● What the task asks
Your response must be the entire set of entries, reproduced word for word.

● Dataset content
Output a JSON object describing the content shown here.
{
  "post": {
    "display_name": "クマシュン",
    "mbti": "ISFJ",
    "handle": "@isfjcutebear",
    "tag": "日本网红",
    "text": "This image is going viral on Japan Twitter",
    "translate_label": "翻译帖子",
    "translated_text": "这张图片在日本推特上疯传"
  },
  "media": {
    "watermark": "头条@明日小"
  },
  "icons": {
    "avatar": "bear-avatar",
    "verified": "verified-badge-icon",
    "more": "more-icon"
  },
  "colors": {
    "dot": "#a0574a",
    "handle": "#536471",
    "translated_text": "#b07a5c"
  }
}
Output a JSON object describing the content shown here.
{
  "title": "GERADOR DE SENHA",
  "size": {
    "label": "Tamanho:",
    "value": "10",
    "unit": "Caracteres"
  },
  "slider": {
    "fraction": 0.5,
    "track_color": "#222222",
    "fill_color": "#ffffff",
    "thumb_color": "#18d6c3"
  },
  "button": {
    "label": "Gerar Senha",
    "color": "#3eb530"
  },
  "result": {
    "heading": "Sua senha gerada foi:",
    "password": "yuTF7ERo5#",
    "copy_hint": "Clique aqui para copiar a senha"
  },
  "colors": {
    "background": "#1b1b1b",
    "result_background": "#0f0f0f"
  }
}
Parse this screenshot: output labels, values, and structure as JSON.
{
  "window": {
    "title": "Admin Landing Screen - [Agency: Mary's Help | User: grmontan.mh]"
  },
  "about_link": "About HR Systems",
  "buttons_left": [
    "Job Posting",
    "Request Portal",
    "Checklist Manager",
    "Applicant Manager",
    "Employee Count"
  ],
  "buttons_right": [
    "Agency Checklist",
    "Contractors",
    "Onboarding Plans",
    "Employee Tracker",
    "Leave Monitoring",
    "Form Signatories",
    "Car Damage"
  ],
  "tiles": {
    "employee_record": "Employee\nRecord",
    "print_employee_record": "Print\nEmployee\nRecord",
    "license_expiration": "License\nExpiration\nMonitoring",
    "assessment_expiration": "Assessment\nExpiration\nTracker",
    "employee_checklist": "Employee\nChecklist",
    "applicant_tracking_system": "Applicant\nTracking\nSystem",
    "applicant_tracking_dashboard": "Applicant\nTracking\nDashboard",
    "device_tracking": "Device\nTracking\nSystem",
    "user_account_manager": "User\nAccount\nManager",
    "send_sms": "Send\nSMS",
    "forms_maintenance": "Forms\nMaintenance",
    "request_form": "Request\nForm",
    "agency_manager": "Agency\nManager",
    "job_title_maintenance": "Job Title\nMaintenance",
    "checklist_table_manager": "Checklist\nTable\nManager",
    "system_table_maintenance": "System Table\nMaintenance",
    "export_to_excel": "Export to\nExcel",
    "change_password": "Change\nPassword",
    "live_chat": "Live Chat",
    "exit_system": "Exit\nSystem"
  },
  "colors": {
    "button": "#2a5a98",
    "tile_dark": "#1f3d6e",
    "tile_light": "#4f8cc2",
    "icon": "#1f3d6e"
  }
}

● Completed exercise
Output a JSON object describing the content shown here.
{
  "post": {
    "display_name": "クマシュン",
    "mbti": "ISFJ",
    "handle": "@isfjcutebear",
    "tag": "日本网红",
    "text": "This image is going viral on Japan Twitter",
    "translate_label": "翻译帖子",
    "translated_text": "这张图片在日本推特上疯传"
  },
  "media": {
    "watermark": "头条@明日小"
  },
  "icons": {
    "avatar": "bear-avatar",
    "verified": "verified-badge-icon",
    "more": "more-icon"
  },
  "colors": {
    "dot": "#a0574a",
    "handle": "#536471",
    "translated_text": "#b07a5c"
  }
}
Output a JSON object describing the content shown here.
{
  "title": "GERADOR DE SENHA",
  "size": {
    "label": "Tamanho:",
    "value": "10",
    "unit": "Caracteres"
  },
  "slider": {
    "fraction": 0.5,
    "track_color": "#222222",
    "fill_color": "#ffffff",
    "thumb_color": "#18d6c3"
  },
  "button": {
    "label": "Gerar Senha",
    "color": "#3eb530"
  },
  "result": {
    "heading": "Sua senha gerada foi:",
    "password": "yuTF7ERo5#",
    "copy_hint": "Clique aqui para copiar a senha"
  },
  "colors": {
    "background": "#1b1b1b",
    "result_background": "#0f0f0f"
  }
}
Parse this screenshot: output labels, values, and structure as JSON.
{
  "window": {
    "title": "Admin Landing Screen - [Agency: Mary's Help | User: grmontan.mh]"
  },
  "about_link": "About HR Systems",
  "buttons_left": [
    "Job Posting",
    "Request Portal",
    "Checklist Manager",
    "Applicant Manager",
    "Employee Count"
  ],
  "buttons_right": [
    "Agency Checklist",
    "Contractors",
    "Onboarding Plans",
    "Employee Tracker",
    "Leave Monitoring",
    "Form Signatories",
    "Car Damage"
  ],
  "tiles": {
    "employee_record": "Employee\nRecord",
    "print_employee_record": "Print\nEmployee\nRecord",
    "license_expiration": "License\nExpiration\nMonitoring",
    "assessment_expiration": "Assessment\nExpiration\nTracker",
    "employee_checklist": "Employee\nChecklist",
    "applicant_tracking_system": "Applicant\nTracking\nSystem",
    "applicant_tracking_dashboard": "Applicant\nTracking\nDashboard",
    "device_tracking": "Device\nTracking\nSystem",
    "user_account_manager": "User\nAccount\nManager",
    "send_sms": "Send\nSMS",
    "forms_maintenance": "Forms\nMaintenance",
    "request_form": "Request\nForm",
    "agency_manager": "Agency\nManager",
    "job_title_maintenance": "Job Title\nMaintenance",
    "checklist_table_manager": "Checklist\nTable\nManager",
    "system_table_maintenance": "System Table\nMaintenance",
    "export_to_excel": "Export to\nExcel",
    "change_password": "Change\nPassword",
    "live_chat": "Live Chat",
    "exit_system": "Exit\nSystem"
  },
  "colors": {
    "button": "#2a5a98",
    "tile_dark": "#1f3d6e",
    "tile_light": "#4f8cc2",
    "icon": "#1f3d6e"
  }
}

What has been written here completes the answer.